◆ TASK DESCRIPTION ◆
The full listing, minus its pictures, should be printed again exactly as it stands.

◆ SUPPLIED ENTRIES ◆
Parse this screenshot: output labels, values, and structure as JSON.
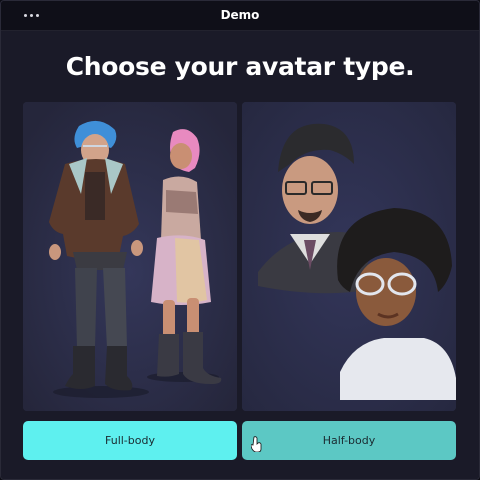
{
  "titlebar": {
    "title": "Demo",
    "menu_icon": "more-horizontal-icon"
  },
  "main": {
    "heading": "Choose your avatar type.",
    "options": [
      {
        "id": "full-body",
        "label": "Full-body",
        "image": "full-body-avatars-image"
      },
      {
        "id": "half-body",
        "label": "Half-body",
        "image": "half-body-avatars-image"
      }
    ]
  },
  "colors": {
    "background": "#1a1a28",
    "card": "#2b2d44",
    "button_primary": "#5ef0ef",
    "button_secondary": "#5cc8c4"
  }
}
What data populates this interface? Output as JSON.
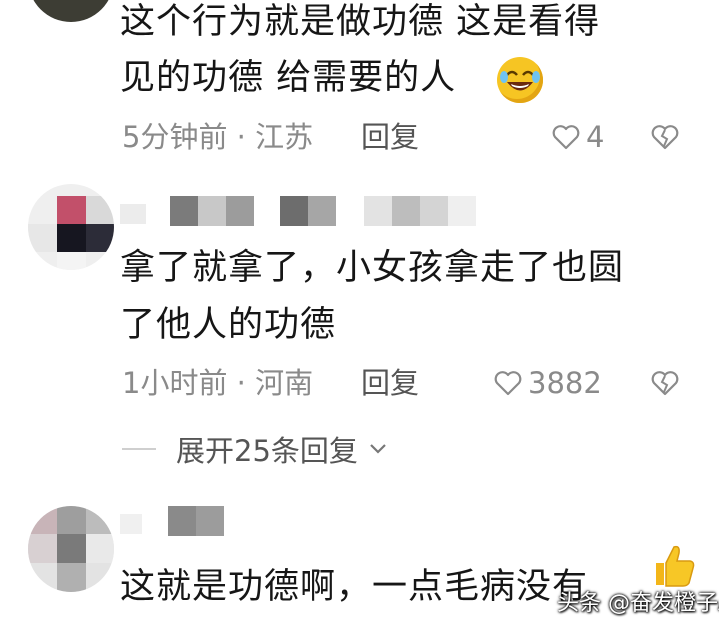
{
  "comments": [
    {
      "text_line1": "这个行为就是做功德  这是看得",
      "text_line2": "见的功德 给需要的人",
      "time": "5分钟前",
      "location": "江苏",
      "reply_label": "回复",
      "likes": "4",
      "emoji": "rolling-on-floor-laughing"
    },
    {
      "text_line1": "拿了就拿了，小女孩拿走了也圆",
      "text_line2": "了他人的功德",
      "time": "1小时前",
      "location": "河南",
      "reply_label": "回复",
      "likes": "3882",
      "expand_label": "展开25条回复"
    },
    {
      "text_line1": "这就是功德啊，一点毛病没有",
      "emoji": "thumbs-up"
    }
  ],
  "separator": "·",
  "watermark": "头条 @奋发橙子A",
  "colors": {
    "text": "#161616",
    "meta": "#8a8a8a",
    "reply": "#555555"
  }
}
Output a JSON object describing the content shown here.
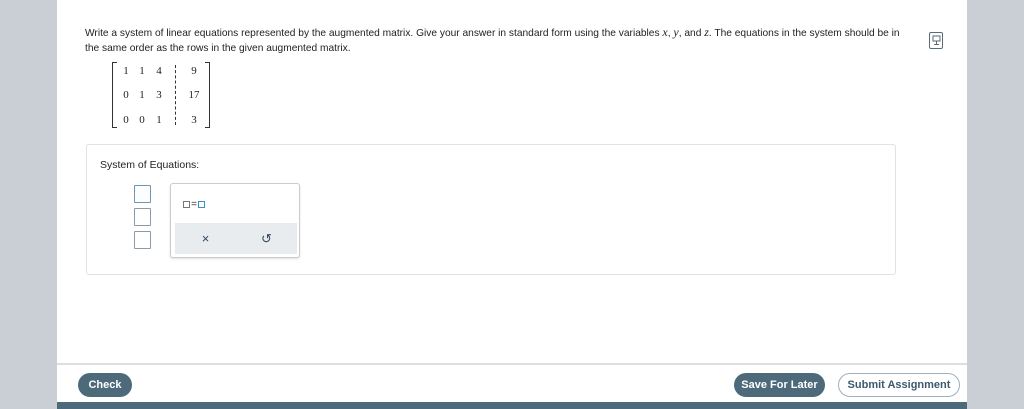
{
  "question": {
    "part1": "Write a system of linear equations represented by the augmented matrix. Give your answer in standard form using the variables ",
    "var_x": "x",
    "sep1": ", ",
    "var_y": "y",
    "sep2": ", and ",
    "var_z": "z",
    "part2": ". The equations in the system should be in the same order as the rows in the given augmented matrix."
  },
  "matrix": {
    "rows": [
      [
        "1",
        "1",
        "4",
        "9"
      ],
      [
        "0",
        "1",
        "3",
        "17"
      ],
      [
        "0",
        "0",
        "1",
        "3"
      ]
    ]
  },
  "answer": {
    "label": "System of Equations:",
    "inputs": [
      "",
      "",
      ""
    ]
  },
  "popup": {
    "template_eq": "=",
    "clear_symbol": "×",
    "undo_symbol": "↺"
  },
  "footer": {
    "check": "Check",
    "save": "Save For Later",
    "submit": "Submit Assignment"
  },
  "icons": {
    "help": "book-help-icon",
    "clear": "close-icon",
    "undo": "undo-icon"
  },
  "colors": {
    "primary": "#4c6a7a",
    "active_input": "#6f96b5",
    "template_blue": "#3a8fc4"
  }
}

◆ RESULT OF THE TASK ◆
Parse this screenshot: output labels, values, and structure as JSON.
{
  "titlebar": {
    "title": "Demo",
    "menu_icon": "more-horizontal-icon"
  },
  "main": {
    "heading": "Choose your avatar type.",
    "options": [
      {
        "id": "full-body",
        "label": "Full-body",
        "image": "full-body-avatars-image"
      },
      {
        "id": "half-body",
        "label": "Half-body",
        "image": "half-body-avatars-image"
      }
    ]
  },
  "colors": {
    "background": "#1a1a28",
    "card": "#2b2d44",
    "button_primary": "#5ef0ef",
    "button_secondary": "#5cc8c4"
  }
}
What data populates this interface? Output as JSON.
{
  "comments": [
    {
      "text_line1": "这个行为就是做功德  这是看得",
      "text_line2": "见的功德 给需要的人",
      "time": "5分钟前",
      "location": "江苏",
      "reply_label": "回复",
      "likes": "4",
      "emoji": "rolling-on-floor-laughing"
    },
    {
      "text_line1": "拿了就拿了，小女孩拿走了也圆",
      "text_line2": "了他人的功德",
      "time": "1小时前",
      "location": "河南",
      "reply_label": "回复",
      "likes": "3882",
      "expand_label": "展开25条回复"
    },
    {
      "text_line1": "这就是功德啊，一点毛病没有",
      "emoji": "thumbs-up"
    }
  ],
  "separator": "·",
  "watermark": "头条 @奋发橙子A",
  "colors": {
    "text": "#161616",
    "meta": "#8a8a8a",
    "reply": "#555555"
  }
}
Output a JSON object describing the content shown here.
{
  "question": {
    "part1": "Write a system of linear equations represented by the augmented matrix. Give your answer in standard form using the variables ",
    "var_x": "x",
    "sep1": ", ",
    "var_y": "y",
    "sep2": ", and ",
    "var_z": "z",
    "part2": ". The equations in the system should be in the same order as the rows in the given augmented matrix."
  },
  "matrix": {
    "rows": [
      [
        "1",
        "1",
        "4",
        "9"
      ],
      [
        "0",
        "1",
        "3",
        "17"
      ],
      [
        "0",
        "0",
        "1",
        "3"
      ]
    ]
  },
  "answer": {
    "label": "System of Equations:",
    "inputs": [
      "",
      "",
      ""
    ]
  },
  "popup": {
    "template_eq": "=",
    "clear_symbol": "×",
    "undo_symbol": "↺"
  },
  "footer": {
    "check": "Check",
    "save": "Save For Later",
    "submit": "Submit Assignment"
  },
  "icons": {
    "help": "book-help-icon",
    "clear": "close-icon",
    "undo": "undo-icon"
  },
  "colors": {
    "primary": "#4c6a7a",
    "active_input": "#6f96b5",
    "template_blue": "#3a8fc4"
  }
}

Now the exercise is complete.